“Thus, we conclude that the population bottleneck in Gorongosa was accompanied by strong selection favoring the tuskless phenotype.” -311

Genes vary by phenotypes and traits expressed based on allele frequencies within a population. These allelic traits are passed to the offspring from their parents’ heredity. Although tusklessness was once relatively rare in African elephants, it’s become more common through bottlenecking by the slaughter of 90% of an already small population due to poaching. -309


306- Lopalco L. CCR5: From Natural Resistance to a New Anti-HIV Strategy. Viruses. 2010 Feb;2(2):574-600. doi: 10.3390/v2020574. Epub 2010 Feb 5. PMID: 21994649; PMCID: PMC3185609.


308- http://2-


310- From the vault: Can we really extract ancient DNA from dinosaurs?.

311- Ivory poaching and the rapid evolution of tusklessness in African elephants, SHANE C. CAMPBELL-STATON, BRIAN J. ARNOLD, DOMINIQUE GONÇALVES, PETTER GRANLI, JOYCE POOLE, RYAN A. LONG, AND ROBERT M. PRINGLE; SCIENCE, Oct, 2021; Vol 374, Issue 6566 pp. 483-487 DOI: 10.1126/science.abe7389;

312- National Geographic, Under poaching pressure, elephants are evolving to lose their tusks” ByDina Fine Maron, Nov, 2018;

313- BBC Science Focus, “More and more elephants are being born without tusks.

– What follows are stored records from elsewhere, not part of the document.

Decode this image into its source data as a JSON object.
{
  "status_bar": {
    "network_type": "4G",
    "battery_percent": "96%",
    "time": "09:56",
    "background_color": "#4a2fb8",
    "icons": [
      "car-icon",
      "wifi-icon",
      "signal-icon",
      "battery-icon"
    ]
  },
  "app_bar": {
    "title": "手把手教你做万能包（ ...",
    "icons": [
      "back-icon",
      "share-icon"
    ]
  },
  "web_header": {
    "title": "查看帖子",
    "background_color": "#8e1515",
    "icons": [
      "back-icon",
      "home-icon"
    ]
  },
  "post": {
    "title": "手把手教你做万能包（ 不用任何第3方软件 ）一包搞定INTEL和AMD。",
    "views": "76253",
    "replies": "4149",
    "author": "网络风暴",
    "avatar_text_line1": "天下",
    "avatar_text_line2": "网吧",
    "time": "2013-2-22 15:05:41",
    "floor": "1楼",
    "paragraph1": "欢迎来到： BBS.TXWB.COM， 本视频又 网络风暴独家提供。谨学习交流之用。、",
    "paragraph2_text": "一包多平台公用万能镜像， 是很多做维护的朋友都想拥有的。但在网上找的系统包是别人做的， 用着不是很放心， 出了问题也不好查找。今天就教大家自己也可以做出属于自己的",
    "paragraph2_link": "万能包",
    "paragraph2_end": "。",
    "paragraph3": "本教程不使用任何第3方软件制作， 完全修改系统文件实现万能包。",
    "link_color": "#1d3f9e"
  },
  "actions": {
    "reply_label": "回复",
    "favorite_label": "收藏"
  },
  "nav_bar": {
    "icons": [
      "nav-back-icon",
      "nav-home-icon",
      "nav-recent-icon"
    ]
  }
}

A geneticist explains why.” JV Chamary, Nov, 2021;

314- Graveyard of Extinct Elephants From 5 Million Years Ago Found in Florida; Published May 26, 2023 at 10:56 AM EDT,-Published%20May%2026&text=Paleontologists%20from%20the%20Florida%20Museum,to%205%20million%20years%20ago.


316- Elephants have evolved to be tuskless because of ivory poaching, a study finds; Oct, 2018 The Associated Press;,But%20during%20episodes%20of%20intense%20ivory%20poaching%2C%20those%20big%20incisors,that%20will%20never%20develop%20tusks.

317- Missing Lateral Incisors? Help Your Smile With Braces! By Appel Orthodontics, Mar, 2022 Orthodontic Technology & Treatment Options;

318- U.S. Customs and Border Protection;,wealth%2C%20poachers%20can%20be%20ruthless.